Pope Gregory bid Thomas, although ill, to attend the general council at Lyons for the reunion of the Greek and Latin churches and to bring with him his work, “Against the Errors of the Greeks.” He became worse during his journey and was consequently taken to the Cistercian abbey of Fossa Nuova. He was lodged in the abbot’s room and the monks attended to him. After Thomas made his last confession receiving the Holy Eucharist from the abbot, he stated these famous words:
“I am receiving thee, Price of my soul’s redemption: all my studies, my vigils and my labors have been for love of thee. I have taught much and written much of the most sacred body of Jesus Christ; I have taught and written in the faith of Jesus Christ and of the holy Roman Church, to whose judgment I offer and submit everything.” Two days later, March 7, 1274, being about 50 years of age, he died. St. Albert who was in Cologne, burst into tears in front of his community and said, “Brother Thomas Aquinas, my son in Christ, the light of the Church, is dead. God has revealed it to me.”

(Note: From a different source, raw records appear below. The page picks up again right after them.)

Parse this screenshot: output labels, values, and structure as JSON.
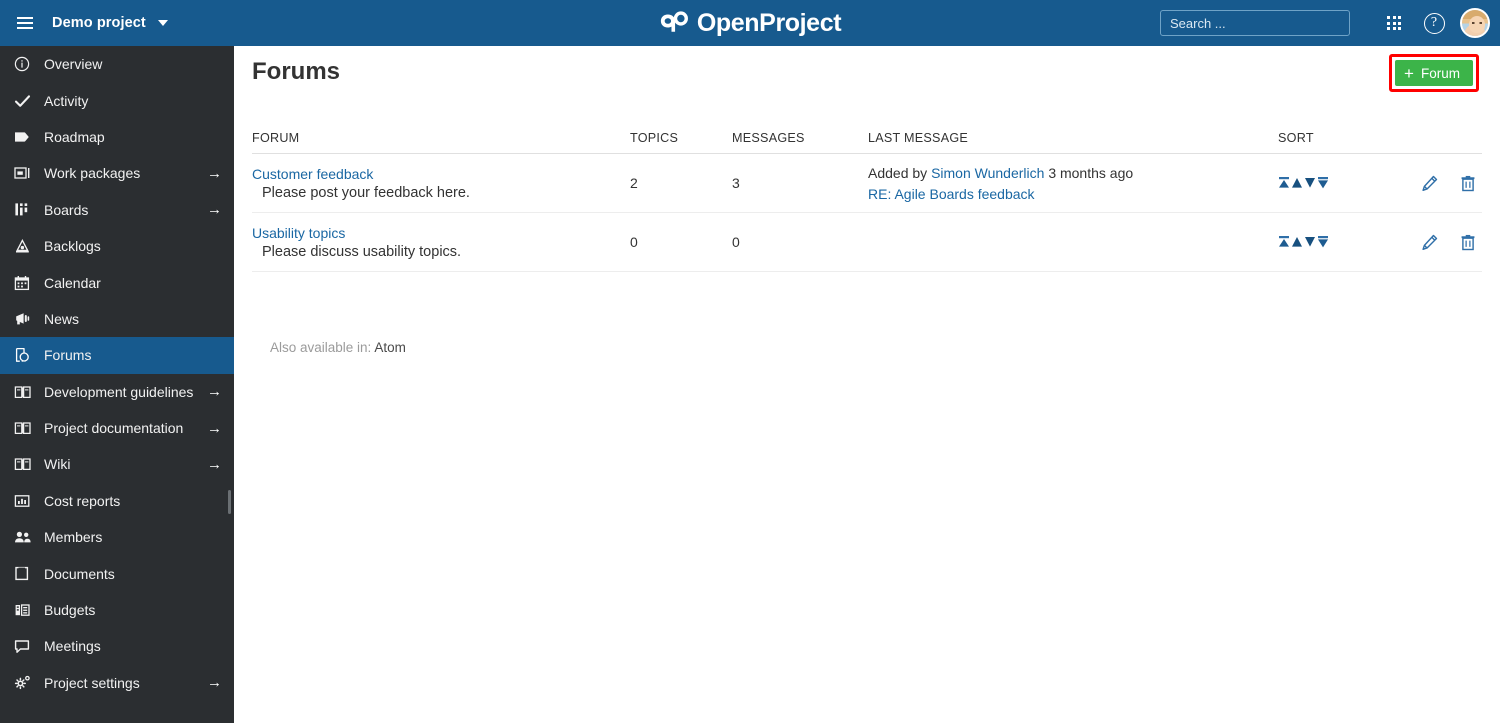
{
  "header": {
    "menu_icon": "hamburger-icon",
    "project_name": "Demo project",
    "project_dropdown_icon": "chevron-down-icon",
    "logo_text": "OpenProject",
    "logo_icon": "openproject-logo-icon",
    "search_placeholder": "Search ...",
    "search_value": "",
    "search_icon": "search-icon",
    "modules_icon": "grid-apps-icon",
    "help_icon": "help-circle-icon",
    "help_glyph": "?",
    "avatar_icon": "user-avatar",
    "background_color": "#175A8E"
  },
  "sidebar": {
    "background_color": "#2B2E31",
    "active_color": "#175A8E",
    "items": [
      {
        "label": "Overview",
        "icon": "info-circle-icon",
        "arrow": "",
        "active": false
      },
      {
        "label": "Activity",
        "icon": "check-icon",
        "arrow": "",
        "active": false
      },
      {
        "label": "Roadmap",
        "icon": "tag-icon",
        "arrow": "",
        "active": false
      },
      {
        "label": "Work packages",
        "icon": "work-packages-icon",
        "arrow": "→",
        "active": false
      },
      {
        "label": "Boards",
        "icon": "boards-icon",
        "arrow": "→",
        "active": false
      },
      {
        "label": "Backlogs",
        "icon": "backlogs-icon",
        "arrow": "",
        "active": false
      },
      {
        "label": "Calendar",
        "icon": "calendar-icon",
        "arrow": "",
        "active": false
      },
      {
        "label": "News",
        "icon": "megaphone-icon",
        "arrow": "",
        "active": false
      },
      {
        "label": "Forums",
        "icon": "forums-icon",
        "arrow": "",
        "active": true
      },
      {
        "label": "Development guidelines",
        "icon": "book-icon",
        "arrow": "→",
        "active": false
      },
      {
        "label": "Project documentation",
        "icon": "book-icon",
        "arrow": "→",
        "active": false
      },
      {
        "label": "Wiki",
        "icon": "book-icon",
        "arrow": "→",
        "active": false
      },
      {
        "label": "Cost reports",
        "icon": "cost-reports-icon",
        "arrow": "",
        "active": false
      },
      {
        "label": "Members",
        "icon": "members-icon",
        "arrow": "",
        "active": false
      },
      {
        "label": "Documents",
        "icon": "documents-icon",
        "arrow": "",
        "active": false
      },
      {
        "label": "Budgets",
        "icon": "budgets-icon",
        "arrow": "",
        "active": false
      },
      {
        "label": "Meetings",
        "icon": "meetings-icon",
        "arrow": "",
        "active": false
      },
      {
        "label": "Project settings",
        "icon": "settings-gear-icon",
        "arrow": "→",
        "active": false
      }
    ]
  },
  "main": {
    "page_title": "Forums",
    "new_forum_button": {
      "label": "Forum",
      "plus": "+",
      "color": "#3CB449",
      "highlight_color": "#FF0000"
    },
    "table": {
      "columns": [
        "FORUM",
        "TOPICS",
        "MESSAGES",
        "LAST MESSAGE",
        "SORT"
      ],
      "rows": [
        {
          "name": "Customer feedback",
          "description": "Please post your feedback here.",
          "topics": "2",
          "messages": "3",
          "last_message_prefix": "Added by",
          "last_message_author": "Simon Wunderlich",
          "last_message_time": "3 months ago",
          "last_message_subject": "RE: Agile Boards feedback",
          "sort_icons": [
            "sort-to-top-icon",
            "sort-up-icon",
            "sort-down-icon",
            "sort-to-bottom-icon"
          ],
          "edit_icon": "pencil-edit-icon",
          "delete_icon": "trash-delete-icon"
        },
        {
          "name": "Usability topics",
          "description": "Please discuss usability topics.",
          "topics": "0",
          "messages": "0",
          "last_message_prefix": "",
          "last_message_author": "",
          "last_message_time": "",
          "last_message_subject": "",
          "sort_icons": [
            "sort-to-top-icon",
            "sort-up-icon",
            "sort-down-icon",
            "sort-to-bottom-icon"
          ],
          "edit_icon": "pencil-edit-icon",
          "delete_icon": "trash-delete-icon"
        }
      ]
    },
    "footer": {
      "also_available_label": "Also available in:",
      "atom_link": "Atom"
    }
  }
}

St. Thomas was canonized in 1323, wherein his body lies in the cathedral of Saint-Sernin. St. Pius V conferred upon him the title of Doctor of the Church, and in 1880, Leo XIII declared him the patron saint of universities, colleges and schools.
Thomas’ theological and philosophical writings fill twenty thick volumes and he was the first to comment on Aristotle, whose teaching he utilized in order to build up a complete system of Christian philosophy. Indeed, his most important work was the Summa theologiae, the most thorough and full exposition of theological teaching ever given to the world. This work was one of the three reference works used at the Council of Trent, the other two being the Bible and Pontifical Decrees.
His achievements were not just attributed to his incredible writings. When Pope Urban IV, influenced by the visions of Blessed Juliana of Liege, decided to institute the Feast of Corpus Christi, he deferred to St. Thomas to compose the liturgical office and the Mass for the day, wherein Thomas showed his remarkable expression, known for doctrinal accuracy as for their tenderness of thought. Famous hymns, Pange lingua, O salutaris and Tantum ergo, written by Thomas, are regularly sung at Benediction.
In spite of his greatness, he thought the best of others, thinking they were better than him, being extremely modest whilst he stated his opinion. He did not lose his temper in an argument and was extremely poised.
St. Thomas Aquinas has always been one of my favorite saints. Whilst I was in high school studying philosophy, I would take books home containing his writings. I was drawn to these books, so I did not go out with my friends because I would rather stay home with St. Thomas and read what he said in my cozy bedroom. In fact, though they were kidding, my friends called me a “wallflower” because of my devotion to St. Thomas. I would laugh and tell them that they did not know what they were missing, and that at some point, they might understand. . .
It is my childlike vision in my mind’s eye that sees a great celebration in Heaven today for our dear and great St. Thomas Aquinas! We love and respect you! We hope to some day be with you in Our Lord’s heaven, and maybe you can teach us there too! God be praised for this great and holy man!
With respect and love,
- One Hundred Saints, Bulfinch Press.
- Saint of the Day, Edited by Leonard Foley, O.F.M.
- Oxford Dictionary of the Christian Church, Edited by F.L. Cross.
- Read more about St. Thomas Aquinas on Wikipedia.